STATE OF EMERGENCY
Hollande temporarily reimposed border controls as part of the state of emergency to stop perpetrators escaping or new attackers entering the country.
Local sports events in Paris were suspended, stores closed, the rock band U2 cancelled a concert, and schools, universities and municipal buildings stayed.
However, France said a global climate change summit in Paris at the end of the month would go ahead amid heightened security.
Emergency services were mobilised, police leave was cancelled, 1,500 army reinforcements were drafted into the Paris region and hospitals recalled staff to cope with casualties.
Sylvestre, a young man who was at the Stade de France when bombs went off there, said he was saved by his cellphone, which he was holding to his ear when a metal bolt hit it.
France has been on high alert since Islamist gunmen attacked the satirical weekly Charlie Hebdo and a kosher supermarket in January, killing 18 people.
Those attacks briefly united France in defence of freedom of speech, with a mass demonstration of more than a million people. But that unity has since broken down, with far-right populist Marine Le Pen gaining on both mainstream parties by blaming immigration and Islam for France's security problems.
World leaders responded to deadly attacks in Paris with defiant pledges of solidarity. From Barack Obama to Vladimir Putin and across Europe and the Middle East, leaders expressed their condolences
France ordered increased security at its sites abroad. Britain, Germany, Italy, Russia, Belgium, Hungary and the Netherlands tightened security measures.
British police said the evacuation of London's Gatwick Airport on Saturday was connected to the discovery of a possible firearm in a bin and a 41-year-old man from France was arrested.
Julien Pearce, a journalist from Europe 1 radio, was inside the Bataclan when the shooting began.
In a television interview, Pearce said several young individuals armed with rifles entered the hall during a performance by Californian rock group Eagles of Death Metal and started "blindly shooting at the crowd".
"There were bodies everywhere," he said.
The gunmen shot their victims in the back, finishing some off at point-blank range before reloading and firing again, Pearce said, after escaping into the street by a stage door, carrying a wounded girl on his shoulder.
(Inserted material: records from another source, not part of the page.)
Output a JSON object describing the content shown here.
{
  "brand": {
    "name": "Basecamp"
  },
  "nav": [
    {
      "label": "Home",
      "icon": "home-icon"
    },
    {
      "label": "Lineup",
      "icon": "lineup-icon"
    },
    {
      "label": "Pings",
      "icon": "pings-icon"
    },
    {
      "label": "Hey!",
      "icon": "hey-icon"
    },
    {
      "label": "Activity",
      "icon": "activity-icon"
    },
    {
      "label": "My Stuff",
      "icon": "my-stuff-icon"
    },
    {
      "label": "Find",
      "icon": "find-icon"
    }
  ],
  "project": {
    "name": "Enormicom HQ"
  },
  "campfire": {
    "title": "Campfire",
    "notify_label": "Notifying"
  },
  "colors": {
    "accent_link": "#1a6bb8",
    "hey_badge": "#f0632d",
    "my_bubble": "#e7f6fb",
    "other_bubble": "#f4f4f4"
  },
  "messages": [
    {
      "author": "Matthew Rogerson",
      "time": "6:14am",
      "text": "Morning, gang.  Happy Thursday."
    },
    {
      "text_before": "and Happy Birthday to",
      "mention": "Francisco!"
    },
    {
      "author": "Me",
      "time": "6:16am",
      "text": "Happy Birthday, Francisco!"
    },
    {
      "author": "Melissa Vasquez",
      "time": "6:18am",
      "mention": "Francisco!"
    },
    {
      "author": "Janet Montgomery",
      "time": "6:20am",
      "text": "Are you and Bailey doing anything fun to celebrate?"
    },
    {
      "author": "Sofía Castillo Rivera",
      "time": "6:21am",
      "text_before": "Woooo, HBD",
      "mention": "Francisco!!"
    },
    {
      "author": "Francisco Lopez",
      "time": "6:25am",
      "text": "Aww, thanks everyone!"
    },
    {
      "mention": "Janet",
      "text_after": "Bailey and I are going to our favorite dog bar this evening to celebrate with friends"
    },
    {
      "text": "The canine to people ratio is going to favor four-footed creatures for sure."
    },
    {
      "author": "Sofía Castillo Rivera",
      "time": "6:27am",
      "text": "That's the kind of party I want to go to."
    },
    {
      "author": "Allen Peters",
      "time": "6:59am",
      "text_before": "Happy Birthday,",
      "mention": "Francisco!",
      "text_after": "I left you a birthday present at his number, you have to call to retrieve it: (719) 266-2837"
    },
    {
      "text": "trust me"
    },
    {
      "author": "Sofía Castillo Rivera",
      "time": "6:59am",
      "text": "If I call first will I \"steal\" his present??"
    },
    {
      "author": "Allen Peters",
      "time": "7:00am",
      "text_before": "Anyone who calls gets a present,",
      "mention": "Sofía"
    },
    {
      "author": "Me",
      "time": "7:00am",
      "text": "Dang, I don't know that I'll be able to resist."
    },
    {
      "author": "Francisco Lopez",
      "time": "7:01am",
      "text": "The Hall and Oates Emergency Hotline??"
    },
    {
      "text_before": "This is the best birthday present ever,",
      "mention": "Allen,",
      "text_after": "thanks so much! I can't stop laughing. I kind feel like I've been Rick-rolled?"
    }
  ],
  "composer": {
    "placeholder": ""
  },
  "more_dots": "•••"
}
(Additional reporting by Geert de Clercq, Jean-Baptiste Vey, Emmanuel Jarry, Elizabeth Pineau, Julien Pretot and Bate Felix Tabi-Tabe; Writing by Giles Elgood; Editing by Sonya Hepinstall and Peter Millership)